As with physics, economics, and chemistry, math just is. Math does not have an agenda. Math does not vary with political whims or income levels or normalcy bias. If you disagree with the mathematical analysis above (except for the extrapolation), please don’t shoot the messenger or dismiss it.
If you disagree, simply prove the information above wrong using math, because that’s how math is disproved.
If you don’t believe that established trends generally tend to continue, give your written reasons below as to why not?
Be specific and show your work.
What external force will change this trajectory?
Perhaps you’ve located my crystal ball and can inquire in my absence. Are Westerners somehow different?
“It’s never happened before, so it just can’t!”
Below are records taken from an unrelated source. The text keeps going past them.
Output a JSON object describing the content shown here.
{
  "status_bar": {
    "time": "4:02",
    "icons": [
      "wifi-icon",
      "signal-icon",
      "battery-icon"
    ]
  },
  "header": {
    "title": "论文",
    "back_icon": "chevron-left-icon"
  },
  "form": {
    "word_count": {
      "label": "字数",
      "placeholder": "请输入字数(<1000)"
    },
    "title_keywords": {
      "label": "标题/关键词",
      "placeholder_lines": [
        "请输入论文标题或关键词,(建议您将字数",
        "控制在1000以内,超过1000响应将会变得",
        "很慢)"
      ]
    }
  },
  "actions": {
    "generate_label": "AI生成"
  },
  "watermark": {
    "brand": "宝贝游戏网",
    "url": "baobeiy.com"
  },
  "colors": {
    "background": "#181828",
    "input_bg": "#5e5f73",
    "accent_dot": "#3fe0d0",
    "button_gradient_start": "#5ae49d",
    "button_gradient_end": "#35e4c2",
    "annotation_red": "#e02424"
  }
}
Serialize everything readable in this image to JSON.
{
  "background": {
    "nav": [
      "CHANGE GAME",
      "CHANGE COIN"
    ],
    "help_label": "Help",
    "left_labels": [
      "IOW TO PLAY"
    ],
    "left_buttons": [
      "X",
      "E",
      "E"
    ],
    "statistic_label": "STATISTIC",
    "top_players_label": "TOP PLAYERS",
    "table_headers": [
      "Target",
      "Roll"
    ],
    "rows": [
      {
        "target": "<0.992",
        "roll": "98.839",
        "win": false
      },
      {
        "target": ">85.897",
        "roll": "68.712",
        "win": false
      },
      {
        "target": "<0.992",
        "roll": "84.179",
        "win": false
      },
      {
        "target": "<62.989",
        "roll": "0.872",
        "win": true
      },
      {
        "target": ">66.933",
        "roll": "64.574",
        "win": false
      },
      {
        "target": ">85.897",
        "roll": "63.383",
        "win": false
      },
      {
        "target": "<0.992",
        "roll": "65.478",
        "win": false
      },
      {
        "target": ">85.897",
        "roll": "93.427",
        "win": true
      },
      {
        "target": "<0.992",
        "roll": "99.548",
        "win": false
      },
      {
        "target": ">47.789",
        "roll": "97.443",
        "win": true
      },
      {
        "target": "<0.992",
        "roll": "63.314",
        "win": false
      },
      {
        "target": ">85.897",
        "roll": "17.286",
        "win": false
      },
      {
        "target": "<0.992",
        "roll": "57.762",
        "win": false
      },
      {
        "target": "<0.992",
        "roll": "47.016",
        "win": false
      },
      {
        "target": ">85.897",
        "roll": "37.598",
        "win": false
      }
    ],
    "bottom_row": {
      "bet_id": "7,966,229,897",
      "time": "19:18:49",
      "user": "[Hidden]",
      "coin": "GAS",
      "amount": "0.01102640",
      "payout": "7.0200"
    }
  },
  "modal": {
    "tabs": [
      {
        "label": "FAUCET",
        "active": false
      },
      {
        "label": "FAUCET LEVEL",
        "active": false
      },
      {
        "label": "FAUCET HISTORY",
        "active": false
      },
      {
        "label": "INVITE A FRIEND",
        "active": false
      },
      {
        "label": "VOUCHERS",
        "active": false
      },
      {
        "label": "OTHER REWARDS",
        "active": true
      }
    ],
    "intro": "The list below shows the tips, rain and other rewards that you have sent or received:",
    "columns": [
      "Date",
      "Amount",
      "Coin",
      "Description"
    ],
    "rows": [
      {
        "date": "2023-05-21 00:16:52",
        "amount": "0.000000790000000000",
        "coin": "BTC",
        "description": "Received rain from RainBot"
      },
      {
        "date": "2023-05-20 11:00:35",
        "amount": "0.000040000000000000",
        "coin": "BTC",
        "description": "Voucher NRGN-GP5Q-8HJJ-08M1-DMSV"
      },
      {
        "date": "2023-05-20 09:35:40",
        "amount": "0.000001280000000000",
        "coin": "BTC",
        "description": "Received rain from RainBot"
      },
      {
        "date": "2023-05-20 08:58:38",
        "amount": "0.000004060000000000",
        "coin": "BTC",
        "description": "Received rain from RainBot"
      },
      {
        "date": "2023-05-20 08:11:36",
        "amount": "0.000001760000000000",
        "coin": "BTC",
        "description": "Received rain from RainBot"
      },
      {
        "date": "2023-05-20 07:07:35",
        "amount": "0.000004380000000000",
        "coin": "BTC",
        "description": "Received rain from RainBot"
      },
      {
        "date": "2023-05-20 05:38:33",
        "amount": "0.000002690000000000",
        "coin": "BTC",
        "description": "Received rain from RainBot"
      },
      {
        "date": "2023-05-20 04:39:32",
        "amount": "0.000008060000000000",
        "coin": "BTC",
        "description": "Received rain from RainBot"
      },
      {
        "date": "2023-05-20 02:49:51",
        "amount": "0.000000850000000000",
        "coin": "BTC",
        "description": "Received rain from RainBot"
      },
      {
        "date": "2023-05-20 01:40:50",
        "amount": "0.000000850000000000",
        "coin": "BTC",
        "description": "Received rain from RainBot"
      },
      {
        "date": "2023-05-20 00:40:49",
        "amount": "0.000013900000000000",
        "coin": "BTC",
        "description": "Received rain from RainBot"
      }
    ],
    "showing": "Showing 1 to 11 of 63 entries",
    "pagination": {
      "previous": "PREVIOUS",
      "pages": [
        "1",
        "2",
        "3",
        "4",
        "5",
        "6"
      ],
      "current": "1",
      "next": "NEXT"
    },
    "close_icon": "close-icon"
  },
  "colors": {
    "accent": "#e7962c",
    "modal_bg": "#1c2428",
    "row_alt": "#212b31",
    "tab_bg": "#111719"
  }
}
Very science-y. You might have a future as a globull warmist.
American healthcare is the best in the world?
I agree that it is. However it’s been finely honed for car crashes and chainsaw accidents and heart attacks, not 8-21 day viral hemorrhagic fevers with R0=2 and CFR=0.7.
Aesop and Doc Grouch have done outstanding work explaining this and I thank and commend them to the highest degree for spending their time freely contributing within their sweet spot. CA (our gracious host) has also given selflessly within his sweet spot, as have countless others within theirs, all of them deserving our laud and thanks (each of you has mine).
I happen to understand applied math (BS and MS in Electrical Engineering), and I’m willing to come forth from the among the readership and contribute where I can. I’m not telling you what to do, or how to plan, or when to act — I’m just presenting the math, and the math just is.
Venturing outside what I know and can prove, I HOPE the above extrapolation is wrong (who among us doesn’t?), that this just burns itself out, and that I can go on living life with my family without another thing to consider and for which to plan.
However — as most WRSA regulars already know — hope is not a strategy.